Among the lines below, list those containing the string "Glamping".
--- DATA SHOWN Enclosed Below ---
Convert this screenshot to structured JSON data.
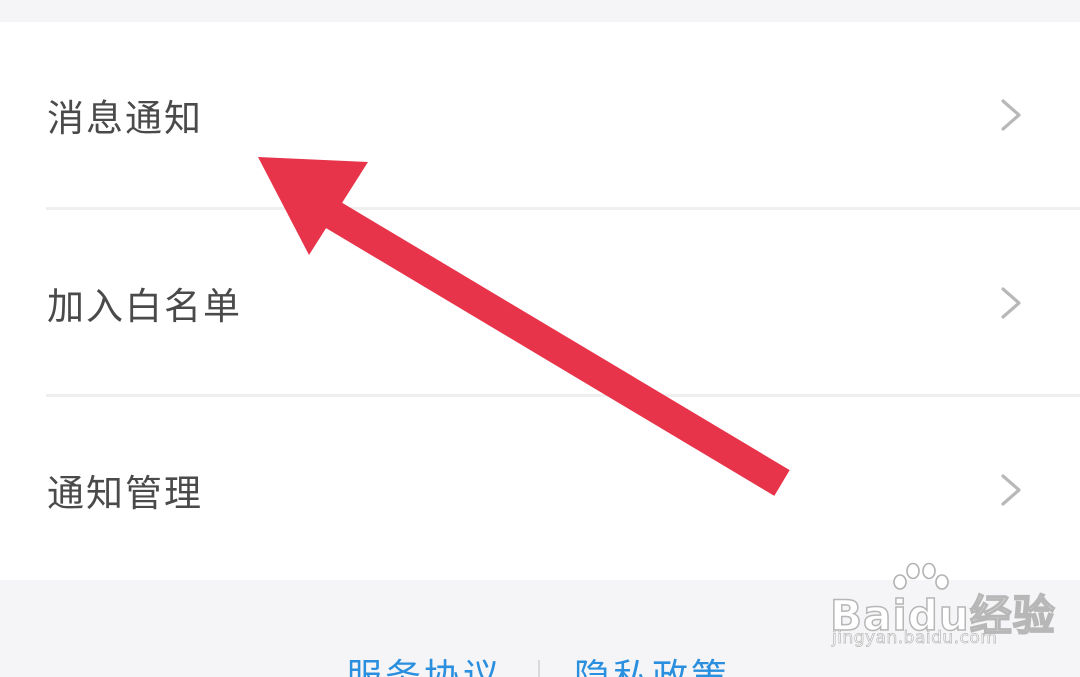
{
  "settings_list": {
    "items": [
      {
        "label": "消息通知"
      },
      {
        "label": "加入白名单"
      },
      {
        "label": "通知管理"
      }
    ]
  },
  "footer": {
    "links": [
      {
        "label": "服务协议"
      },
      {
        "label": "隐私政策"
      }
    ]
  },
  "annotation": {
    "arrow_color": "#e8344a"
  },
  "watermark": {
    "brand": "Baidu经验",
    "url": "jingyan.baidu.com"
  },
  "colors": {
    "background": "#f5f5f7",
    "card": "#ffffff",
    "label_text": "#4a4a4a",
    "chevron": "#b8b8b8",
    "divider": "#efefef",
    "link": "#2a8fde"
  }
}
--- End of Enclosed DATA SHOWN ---
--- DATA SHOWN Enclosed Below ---
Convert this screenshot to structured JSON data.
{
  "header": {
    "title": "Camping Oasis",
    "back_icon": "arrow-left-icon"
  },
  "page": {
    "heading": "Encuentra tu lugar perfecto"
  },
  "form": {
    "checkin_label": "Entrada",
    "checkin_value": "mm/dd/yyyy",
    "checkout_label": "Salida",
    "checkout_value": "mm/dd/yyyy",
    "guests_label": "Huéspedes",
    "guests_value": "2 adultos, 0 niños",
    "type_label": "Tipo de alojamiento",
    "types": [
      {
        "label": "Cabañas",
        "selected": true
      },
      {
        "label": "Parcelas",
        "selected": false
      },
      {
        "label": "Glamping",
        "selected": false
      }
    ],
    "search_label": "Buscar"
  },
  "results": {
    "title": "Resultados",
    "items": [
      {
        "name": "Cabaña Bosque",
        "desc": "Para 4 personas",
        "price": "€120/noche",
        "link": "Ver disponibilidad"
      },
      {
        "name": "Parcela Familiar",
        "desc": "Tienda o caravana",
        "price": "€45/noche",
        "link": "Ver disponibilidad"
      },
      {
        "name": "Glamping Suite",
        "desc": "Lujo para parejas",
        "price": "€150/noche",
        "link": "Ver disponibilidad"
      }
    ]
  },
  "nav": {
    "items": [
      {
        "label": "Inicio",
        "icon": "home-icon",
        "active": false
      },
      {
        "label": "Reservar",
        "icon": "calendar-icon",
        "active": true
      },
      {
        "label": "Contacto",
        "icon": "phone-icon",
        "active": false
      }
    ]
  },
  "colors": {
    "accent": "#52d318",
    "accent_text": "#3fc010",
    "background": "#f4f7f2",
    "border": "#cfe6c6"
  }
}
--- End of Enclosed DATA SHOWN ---
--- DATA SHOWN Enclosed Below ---
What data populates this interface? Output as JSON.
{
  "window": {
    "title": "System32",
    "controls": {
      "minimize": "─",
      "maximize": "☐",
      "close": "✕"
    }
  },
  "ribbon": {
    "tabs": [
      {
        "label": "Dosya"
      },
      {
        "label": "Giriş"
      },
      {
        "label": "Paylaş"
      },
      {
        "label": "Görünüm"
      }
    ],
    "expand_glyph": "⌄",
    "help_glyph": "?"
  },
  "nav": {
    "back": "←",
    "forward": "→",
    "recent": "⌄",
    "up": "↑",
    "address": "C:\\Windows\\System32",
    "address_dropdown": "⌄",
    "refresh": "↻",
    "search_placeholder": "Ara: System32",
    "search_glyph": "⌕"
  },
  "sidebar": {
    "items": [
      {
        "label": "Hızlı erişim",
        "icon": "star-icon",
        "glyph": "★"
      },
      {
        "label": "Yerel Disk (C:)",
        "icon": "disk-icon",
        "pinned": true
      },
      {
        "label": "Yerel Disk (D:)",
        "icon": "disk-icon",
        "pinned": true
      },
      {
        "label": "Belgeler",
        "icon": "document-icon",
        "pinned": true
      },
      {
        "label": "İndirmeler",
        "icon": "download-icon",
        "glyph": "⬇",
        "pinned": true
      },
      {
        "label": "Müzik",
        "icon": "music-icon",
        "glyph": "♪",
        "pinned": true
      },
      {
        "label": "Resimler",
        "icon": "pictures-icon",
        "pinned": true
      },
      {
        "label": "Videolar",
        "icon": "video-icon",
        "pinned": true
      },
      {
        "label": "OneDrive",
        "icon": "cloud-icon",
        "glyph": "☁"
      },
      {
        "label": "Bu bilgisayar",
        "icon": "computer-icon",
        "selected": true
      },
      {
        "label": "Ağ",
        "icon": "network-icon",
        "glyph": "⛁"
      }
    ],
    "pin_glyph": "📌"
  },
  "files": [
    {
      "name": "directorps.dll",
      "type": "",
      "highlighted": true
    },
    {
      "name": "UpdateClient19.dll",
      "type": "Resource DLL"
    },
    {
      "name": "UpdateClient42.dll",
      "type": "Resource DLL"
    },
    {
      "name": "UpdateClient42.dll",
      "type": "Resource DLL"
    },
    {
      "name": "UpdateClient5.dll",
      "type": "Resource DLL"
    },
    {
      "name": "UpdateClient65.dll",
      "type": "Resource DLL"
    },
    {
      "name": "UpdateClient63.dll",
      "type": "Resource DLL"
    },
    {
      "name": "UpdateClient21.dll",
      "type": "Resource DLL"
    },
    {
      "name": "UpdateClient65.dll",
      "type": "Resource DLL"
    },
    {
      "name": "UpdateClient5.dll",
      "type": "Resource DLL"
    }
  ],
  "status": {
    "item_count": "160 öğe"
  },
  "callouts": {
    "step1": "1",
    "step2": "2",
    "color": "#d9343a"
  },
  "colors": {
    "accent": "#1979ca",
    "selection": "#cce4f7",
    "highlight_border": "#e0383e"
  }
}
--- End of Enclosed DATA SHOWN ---
▶ _EXERCISE RESULT_
        "label": "Glamping",
        "name": "Glamping Suite",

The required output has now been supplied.